From the boat owner’s home dock, salesman Jeff Kennet and I headed behind the Peanut Island to the Palm Beach Inlet, while Henley is in another customer’s Bahama Boat Works 41, China Time, to merge my sea trial with a photo shoot on a picture-perfect day. Kennet began with Venture Marine 1998 as a rigger and moved into sales before joining Bahama Boat Works. “The similarities between Venture and Bahama Boat Works are that they were built by the same people, but the similarities are only in looks and the way it’s assembled. Bahama Boat Works pays more attention to the details and finished products,” says Kennet, who will join a customer in The Bahamas for four weeks this summer to run his new 41. Just then, a repeat customer texts Kennet about his new 41 and its weekend performance: “Love the boat. It’s a weapon. Love the speed.”

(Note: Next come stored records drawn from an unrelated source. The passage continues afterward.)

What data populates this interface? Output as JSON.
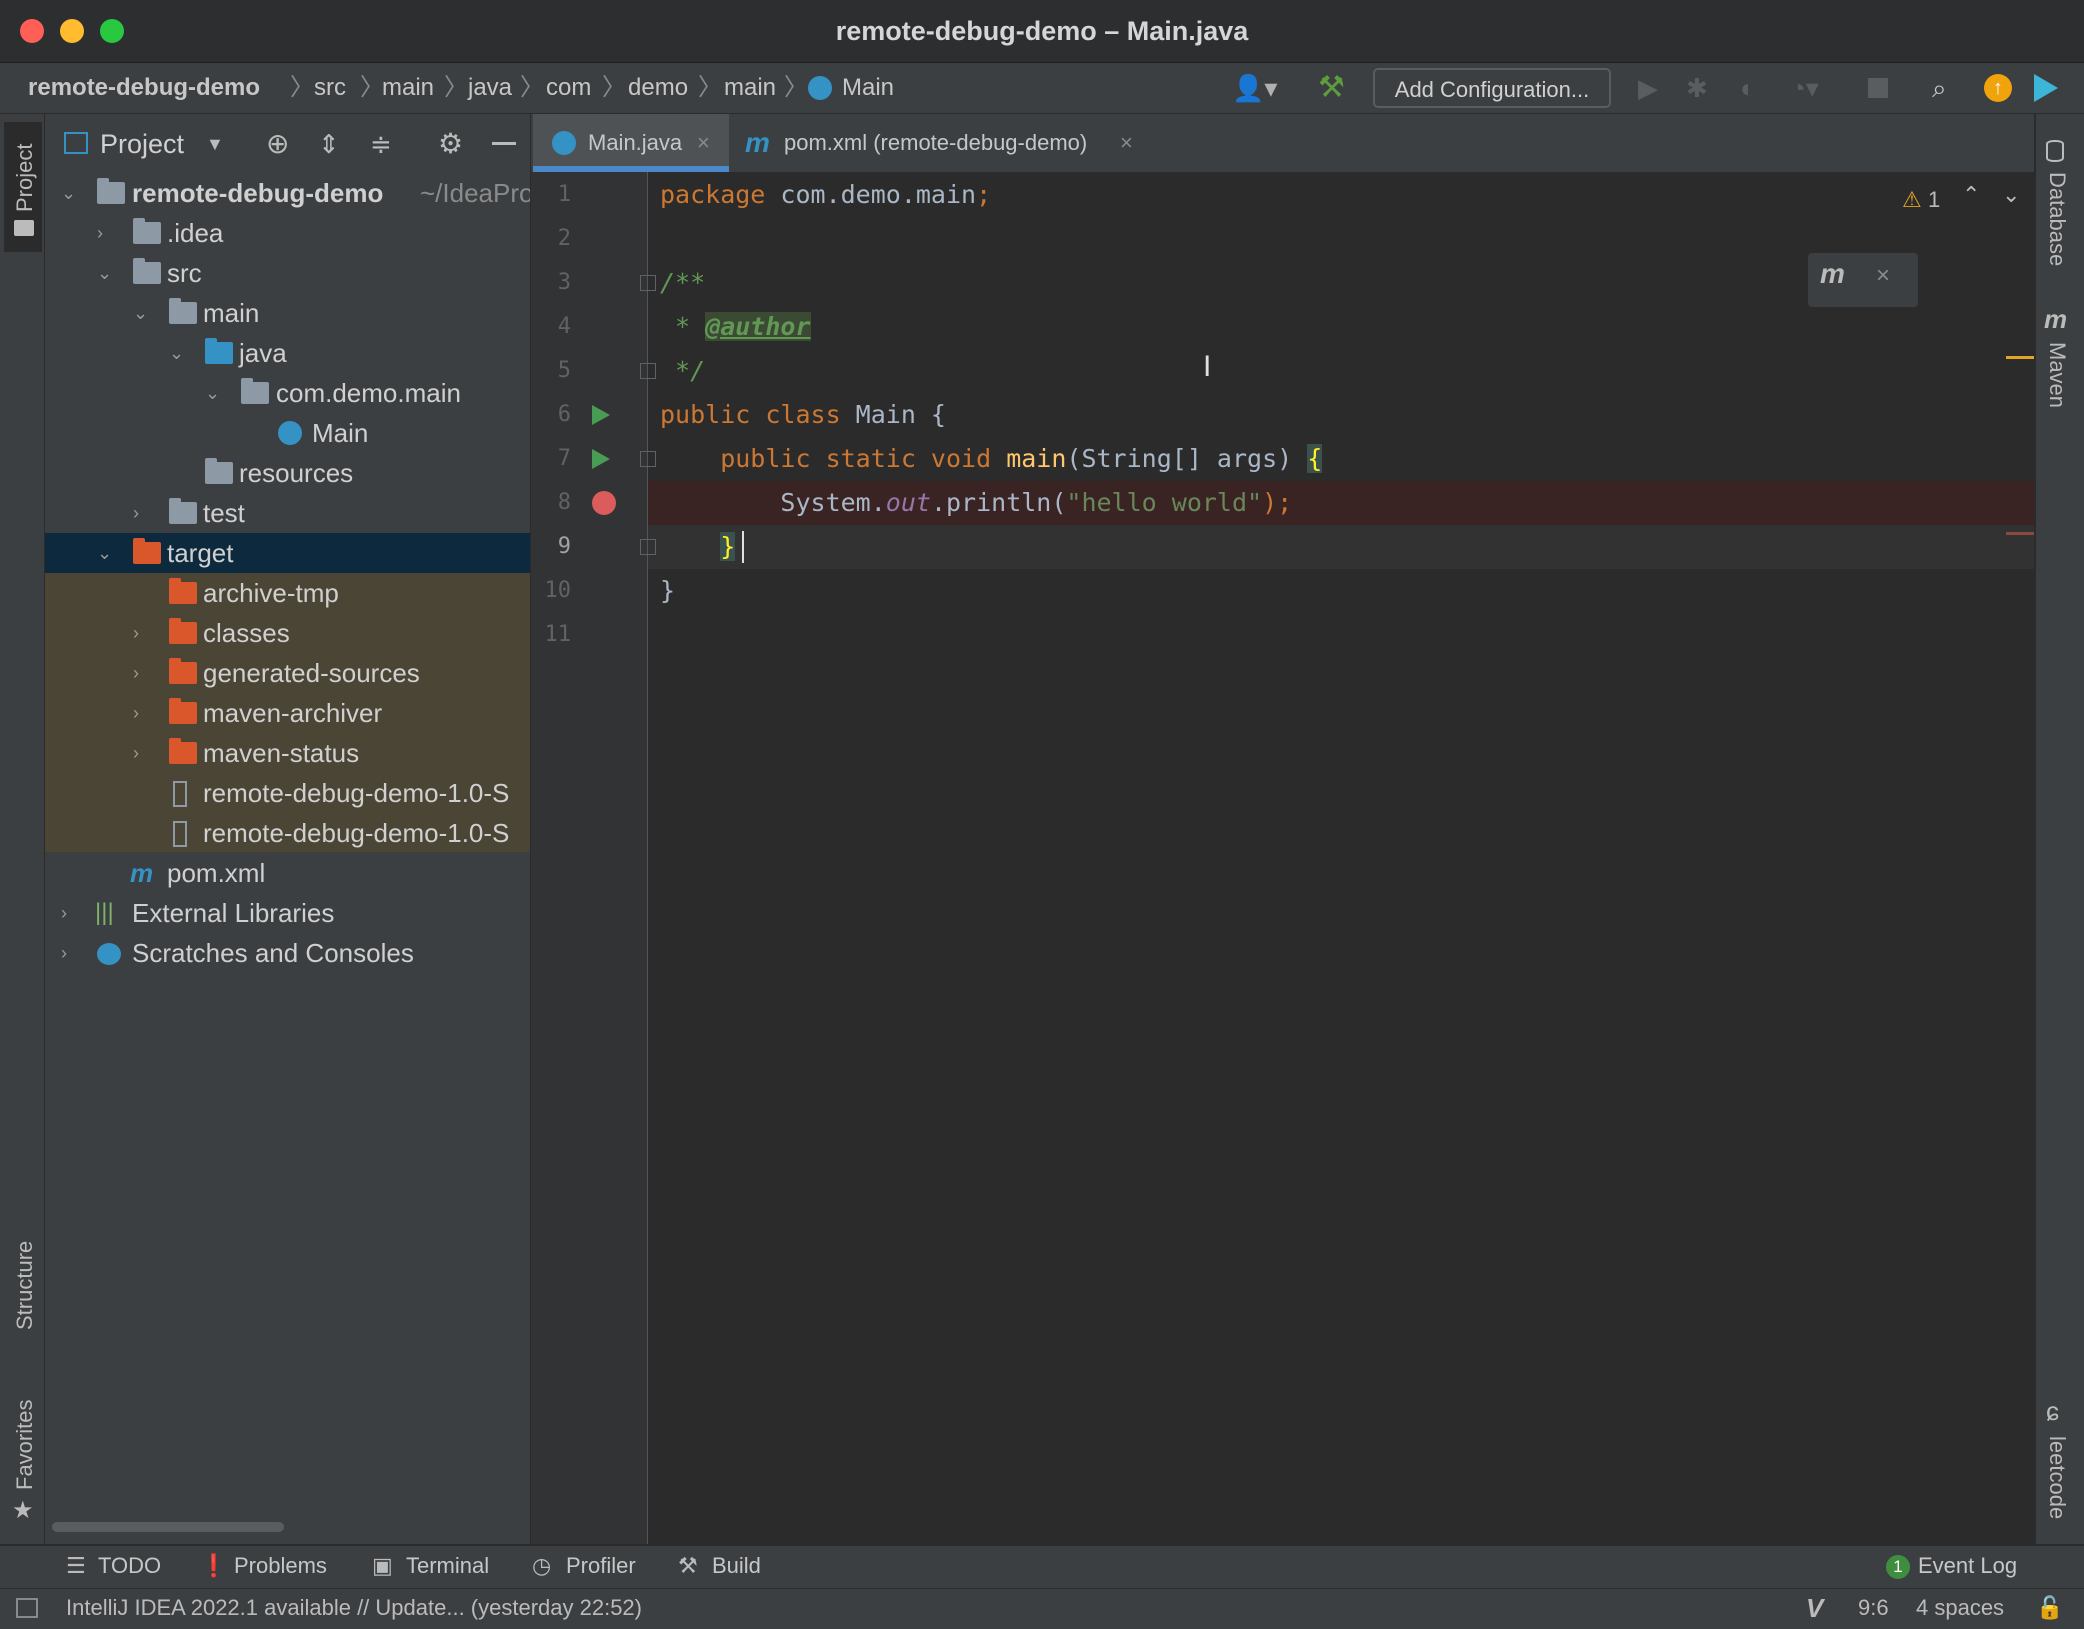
{
  "window": {
    "title": "remote-debug-demo – Main.java"
  },
  "breadcrumbs": [
    "remote-debug-demo",
    "src",
    "main",
    "java",
    "com",
    "demo",
    "main",
    "Main"
  ],
  "toolbar": {
    "add_configuration": "Add Configuration..."
  },
  "project_panel": {
    "title": "Project",
    "tree": [
      {
        "label": "remote-debug-demo",
        "suffix": "~/IdeaPro",
        "arrow": "down"
      },
      {
        "label": ".idea",
        "arrow": "right"
      },
      {
        "label": "src",
        "arrow": "down"
      },
      {
        "label": "main",
        "arrow": "down"
      },
      {
        "label": "java",
        "arrow": "down"
      },
      {
        "label": "com.demo.main",
        "arrow": "down"
      },
      {
        "label": "Main",
        "arrow": "none"
      },
      {
        "label": "resources",
        "arrow": "none"
      },
      {
        "label": "test",
        "arrow": "right"
      },
      {
        "label": "target",
        "arrow": "down"
      },
      {
        "label": "archive-tmp",
        "arrow": "none"
      },
      {
        "label": "classes",
        "arrow": "right"
      },
      {
        "label": "generated-sources",
        "arrow": "right"
      },
      {
        "label": "maven-archiver",
        "arrow": "right"
      },
      {
        "label": "maven-status",
        "arrow": "right"
      },
      {
        "label": "remote-debug-demo-1.0-S",
        "arrow": "none"
      },
      {
        "label": "remote-debug-demo-1.0-S",
        "arrow": "none"
      },
      {
        "label": "pom.xml",
        "arrow": "none"
      },
      {
        "label": "External Libraries",
        "arrow": "right"
      },
      {
        "label": "Scratches and Consoles",
        "arrow": "right"
      }
    ]
  },
  "tabs": [
    {
      "label": "Main.java",
      "active": true
    },
    {
      "label": "pom.xml (remote-debug-demo)",
      "active": false
    }
  ],
  "editor": {
    "line_numbers": [
      "1",
      "2",
      "3",
      "4",
      "5",
      "6",
      "7",
      "8",
      "9",
      "10",
      "11"
    ],
    "warning_count": "1",
    "code": {
      "l1_kw": "package",
      "l1_rest": " com.demo.main",
      "l1_semi": ";",
      "l3": "/**",
      "l4_star": " * ",
      "l4_tag": "@author",
      "l5": " */",
      "l6_kw": "public class",
      "l6_rest": " Main {",
      "l7_kw": "    public static void",
      "l7_fn": " main",
      "l7_rest": "(String[] args) ",
      "l7_brace": "{",
      "l8_a": "        System.",
      "l8_out": "out",
      "l8_b": ".println(",
      "l8_str": "\"hello world\"",
      "l8_c": ");",
      "l9": "    ",
      "l9_brace": "}",
      "l10": "}"
    }
  },
  "left_stripe": {
    "project": "Project",
    "structure": "Structure",
    "favorites": "Favorites"
  },
  "right_stripe": {
    "database": "Database",
    "maven": "Maven",
    "leetcode": "leetcode"
  },
  "bottom_tools": {
    "todo": "TODO",
    "problems": "Problems",
    "terminal": "Terminal",
    "profiler": "Profiler",
    "build": "Build",
    "event_log": "Event Log",
    "event_count": "1"
  },
  "status": {
    "message": "IntelliJ IDEA 2022.1 available // Update... (yesterday 22:52)",
    "position": "9:6",
    "indent": "4 spaces"
  }
}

Kennet’s next words are interrupted by Henley on the VHF, who tells him to run the boat east to west just off China Time’s bow for some good running shots. “Give her some air, too.” Kennet grins, and I get comfortable in the bench helm seat beside him. Five or six wide-open passes later, he is instructed to do a few donuts, and I prepare myself for the inevitable jolting skid sideways. It never comes.
“Do that again, but this time go over your wake a couple times,” I coax Kennet, who happily complies. Same sharp, consistent and confident carving—no skidding, no hopping, no jolting. Just silky-smooth turns. Nice.

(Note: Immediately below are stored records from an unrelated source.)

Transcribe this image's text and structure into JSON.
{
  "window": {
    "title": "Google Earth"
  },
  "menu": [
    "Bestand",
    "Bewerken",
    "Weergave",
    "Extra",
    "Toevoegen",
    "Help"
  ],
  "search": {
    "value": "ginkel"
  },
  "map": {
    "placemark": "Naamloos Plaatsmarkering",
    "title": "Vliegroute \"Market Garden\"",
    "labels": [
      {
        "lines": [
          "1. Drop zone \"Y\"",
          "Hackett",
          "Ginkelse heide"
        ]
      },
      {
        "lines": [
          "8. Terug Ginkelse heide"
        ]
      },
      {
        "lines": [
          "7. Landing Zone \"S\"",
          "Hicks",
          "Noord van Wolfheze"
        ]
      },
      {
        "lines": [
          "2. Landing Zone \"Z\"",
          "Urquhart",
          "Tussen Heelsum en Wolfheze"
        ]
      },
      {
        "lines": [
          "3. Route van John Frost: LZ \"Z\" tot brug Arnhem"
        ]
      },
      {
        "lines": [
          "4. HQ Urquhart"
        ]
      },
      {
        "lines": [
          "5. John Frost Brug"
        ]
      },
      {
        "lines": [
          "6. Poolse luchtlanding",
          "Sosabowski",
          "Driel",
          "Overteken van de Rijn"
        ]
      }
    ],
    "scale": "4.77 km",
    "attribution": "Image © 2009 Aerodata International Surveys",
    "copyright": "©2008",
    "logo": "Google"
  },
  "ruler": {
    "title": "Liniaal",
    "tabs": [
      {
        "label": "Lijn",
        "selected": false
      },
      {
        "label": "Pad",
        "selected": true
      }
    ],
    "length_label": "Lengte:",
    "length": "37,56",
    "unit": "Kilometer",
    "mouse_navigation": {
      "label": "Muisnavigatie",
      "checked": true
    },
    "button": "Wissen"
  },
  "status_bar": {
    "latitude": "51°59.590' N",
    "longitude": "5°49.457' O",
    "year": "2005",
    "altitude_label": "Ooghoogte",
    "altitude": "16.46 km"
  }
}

Henley joins us on Kricket for the ride back. “We design our bottom with a 60-degree bow entry and a 24-degree deadrise, and longitudinal strakes that carry all the way to the back of the boat. So no matter what attitude the boat is, the stakes are always at work creating the lift and the easy planing from dead start to cruise to high speed,” explains Henley, and adds that the hull design began in 1989 from a boat called the K-Custom, which was modified into the Jupiter 31, then modified into the Venture 34, and eventually into the Bahama. The difference now is that all Bahamas are CNC computer drawn; one side is a mirror image of the other. “So our hydrodynamic and accuracy and tolerances from one side to the other of the boat are perfect.”
But the perfect design and continual improvement are only part of what keeps their customer base so loyal. “A few years ago we were in The Bahamas with Jeff, and another Bahama had an engine issue that needed a small part. Before we even had a chance to offer our help, Jeff called Scotty, who jumped in a plane (he’s a pilot), and brought the part over to the marina, fixed the engine and then hung out and had cocktails.
That level of pride and commitment is almost nonexistent nowadays,” says Kricket’s skipper, who explains that their relationship goes beyond what’s typical in other companies. “They’ve used our boats for sea trials, boat shows, demonstrations, whatever they need, and we know other Bahama boat owners do the same. It’s a tight-knit family, built on trust and mutual respect. We know we will always be friends and part of the Bahama family. What more could anyone ask for?”
Perhaps a Bahamas 46 or 51 that’s currently on the drawing board?
—By Liz Pasch, Southern Boating Magazine July 2016
LOA: 41′ 3″
Draft: Draft: 2′ 4″ (engines down); 1′ 11″ (engines up)
Weight: 9,500 lbs; weight with engines 15,000 lbs.
Fuel/Water: 580/65 gals.
Power: 4x Merc 350 Verado
Cruise/Top Speed: 38-40/62 mph
Range: 500+ miles @ cruise
MSRP: Price upon request
Bahama Boat Works, LLC
1525 53rd Street, Suite B
West Palm Beach, FL 33407